What does this mean?

In practice this means the following:- unless there is a CAO in place a parent may veto the holiday plans.  Most of the parents we talk to do not have a CAO in place so they cannot take their child abroad or send them abroad for a holiday without the other parent’s consent.

Child Arrangements Orders were previously called Residence Orders.  The trend in the Courts for many years has been to make no orders in respect of children and therefore most parents do not have orders recording the residence arrangements for their children even if the parents have lived apart for many years.

In practice therefore many of the parents to whom we are talking do not have a Residence Order or a CAO in place.  Accordingly they cannot take advantage of the freedom to book a holiday and take their children on holiday without first getting permission from the other parent and may commit an offence by taking the child on holiday.

A person does not commit an offence under the Child Abduction Act 1984 by taking the child out of the jurisdiction without the consent of an appropriate person if:


a)            He or she does it in the belief that the other person:-

i.             Has consented; or

ii.            Would consent if he or she was aware of all the relevant circumstances; or

b)            He has taken all reasonable steps to communicate with the other person but has been unable to communicate with him or her; or

c)            The other person has unreasonably refused to consent.


Is there any way around this?

Obviously one way around the difficulty is to ensure you have consulted the other parent well in advance of the holiday and have shared as much information as possible.  However that is often not sufficient as the other parent may still withhold their consent. Consider whether the provision of the Child Abduction Act 1984, listed above, apply.  For example has the other parent unreasonably refused to consent.


What can I do if permission is refused?

These problems often become evident very close to the date of the holiday.  What should you do if you find yourself in that position?  Firstly ensure the other parent has as much information as possible about your travel plans including copies of the tickets.  Some parents will ask for a lot of detail about the place of the holiday, who will be there and contact details.  Whilst it can be galling to have one’s parenting implicitly questioned in this way, it is advisable to provide that information.  It is also advisable to provide a reliable contact arrangement so that the other parent may make contact with the children or their carers whist they are away if need be.


If that fails to satisfy the objecting parent then one’s only option may be to make an emergency application to Court for a Specific Issue Order.  The Court will need an explanation as to why the couple have come to Court and will want to be satisfied about the travel arrangements. 
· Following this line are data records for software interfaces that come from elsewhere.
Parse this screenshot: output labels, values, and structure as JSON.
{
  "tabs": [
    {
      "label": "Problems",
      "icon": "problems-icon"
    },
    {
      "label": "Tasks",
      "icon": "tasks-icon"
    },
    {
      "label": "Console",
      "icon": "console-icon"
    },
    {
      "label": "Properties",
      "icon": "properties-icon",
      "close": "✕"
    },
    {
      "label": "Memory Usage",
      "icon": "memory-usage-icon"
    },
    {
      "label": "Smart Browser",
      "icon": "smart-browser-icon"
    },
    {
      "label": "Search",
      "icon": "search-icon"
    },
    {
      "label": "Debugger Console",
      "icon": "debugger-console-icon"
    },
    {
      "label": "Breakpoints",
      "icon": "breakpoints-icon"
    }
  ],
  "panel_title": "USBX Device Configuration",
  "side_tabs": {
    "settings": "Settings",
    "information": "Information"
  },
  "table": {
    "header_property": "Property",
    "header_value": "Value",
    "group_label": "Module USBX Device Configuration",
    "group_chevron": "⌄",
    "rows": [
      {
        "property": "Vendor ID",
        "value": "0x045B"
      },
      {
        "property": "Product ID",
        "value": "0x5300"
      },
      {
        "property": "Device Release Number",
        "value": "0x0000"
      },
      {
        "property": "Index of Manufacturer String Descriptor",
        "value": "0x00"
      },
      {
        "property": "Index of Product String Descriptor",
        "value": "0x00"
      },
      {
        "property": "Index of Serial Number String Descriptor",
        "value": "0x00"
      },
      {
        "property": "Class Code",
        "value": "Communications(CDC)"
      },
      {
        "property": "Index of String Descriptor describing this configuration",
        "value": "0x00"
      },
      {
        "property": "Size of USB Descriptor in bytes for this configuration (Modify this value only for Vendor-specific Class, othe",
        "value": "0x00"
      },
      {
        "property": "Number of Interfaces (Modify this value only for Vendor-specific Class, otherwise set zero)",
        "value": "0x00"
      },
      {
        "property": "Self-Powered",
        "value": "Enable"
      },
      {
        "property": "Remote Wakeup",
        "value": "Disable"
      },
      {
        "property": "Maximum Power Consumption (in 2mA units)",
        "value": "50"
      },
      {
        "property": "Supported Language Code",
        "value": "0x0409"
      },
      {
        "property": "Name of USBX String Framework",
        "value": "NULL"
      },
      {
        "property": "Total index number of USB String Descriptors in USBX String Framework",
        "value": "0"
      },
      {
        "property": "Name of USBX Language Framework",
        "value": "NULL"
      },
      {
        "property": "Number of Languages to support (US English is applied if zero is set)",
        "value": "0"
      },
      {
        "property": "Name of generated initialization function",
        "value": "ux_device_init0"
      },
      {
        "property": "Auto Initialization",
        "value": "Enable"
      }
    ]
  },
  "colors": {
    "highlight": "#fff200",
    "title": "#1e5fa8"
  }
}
Start your discussions in good time – it is likely to be difficult to get adequate appointments at Court close to the date of proposed holidays. 


If you need advice about these matters please give us a call.